What does “flattering” really mean?: “To me, flattering is another form of size policing and body fascism.” I don’t entirely agree with this piece at Persephone—I use the word flattering to mean I look how I want to look, and sometimes that absolutely includes concealing certain parts and highlighting others, which, you know, conforms to beauty standards. But the article is thought-provoking, and I know that I make a point to never use “flattering” as code for “It makes you look thinner” when talking to someone else. (So why use it for myself? Hmm.)
Books abound!: Congratulations to Elissa at Dress With Courage for her soon-to-be-published Thrifting 101, and to Kjerstin Gruys, who just signed with Penguin to publish a book about her year without mirrors. Excellent, excellent!
More of me: Don’t believe a word you read about me in Us magazine, the damned vultures. Instead, read these two interviews with me from two excellent organizations: Ma’yan, a research and education nonprofit examining identity issues facing Jewish girls, and Radar Productions, a literary nonprofit founded by Michelle Tea focused on giving voice to LGBTQ experiences. I don’t blog much about blogging, because I gather that’s not what you’re here for, but if you’re curious to know more about my thinking on what goes on The Beheld you may find them interesting.
Podcasting: Sally McGraw for Strong, Sexy & Stylish leads a discussion on the connection between looking great and feeling confident. She’s pretty much the master of demonstrating why looking your best is a beginning, not an ending, to being your best self, so tune in, eh?
Comfort and style: Decoding Dress continues her series on discomfort and fashion by engaging with readers’ comments to surge toward a thesis of fashion and comfort as social control. (Have I mentioned lately how much I think you all should be reading her?)
Have you ever seen a dermatologist?: Courtney at Those Graces asks why we’re more willing to cover up our skin than to fix it. Yes, “fix” is a loaded term, but the point is that plenty of women spend money on concealers and foundations instead of going to a dermatologist, when really, if you have a genuine skin problem, that’s where you should be going. Is it the paperwork? The hassle? The fact that it’s less fun to visit a doctor than play at Sephora?
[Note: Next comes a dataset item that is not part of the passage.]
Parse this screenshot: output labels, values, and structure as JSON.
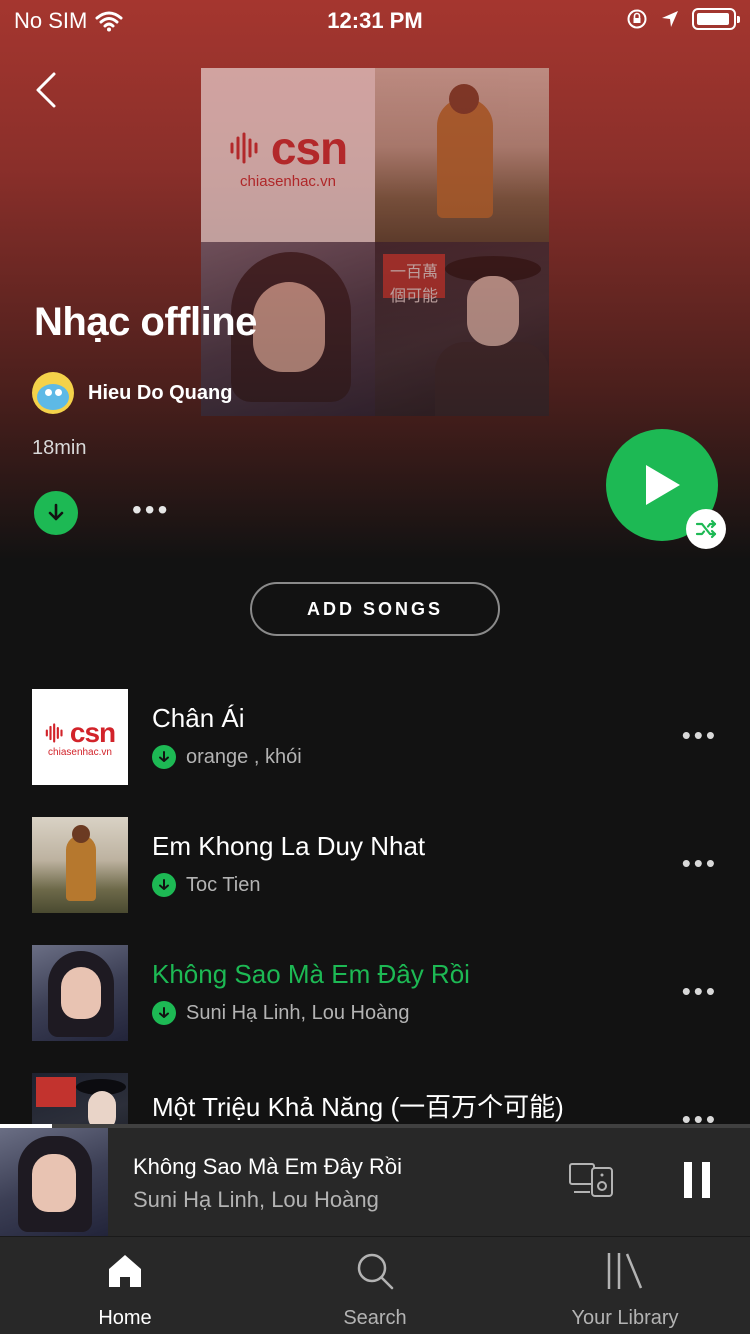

Like, layperson linguistics, totally: How does your voice influence the ways people think of you? A Valley girl thoughtfully shares her story.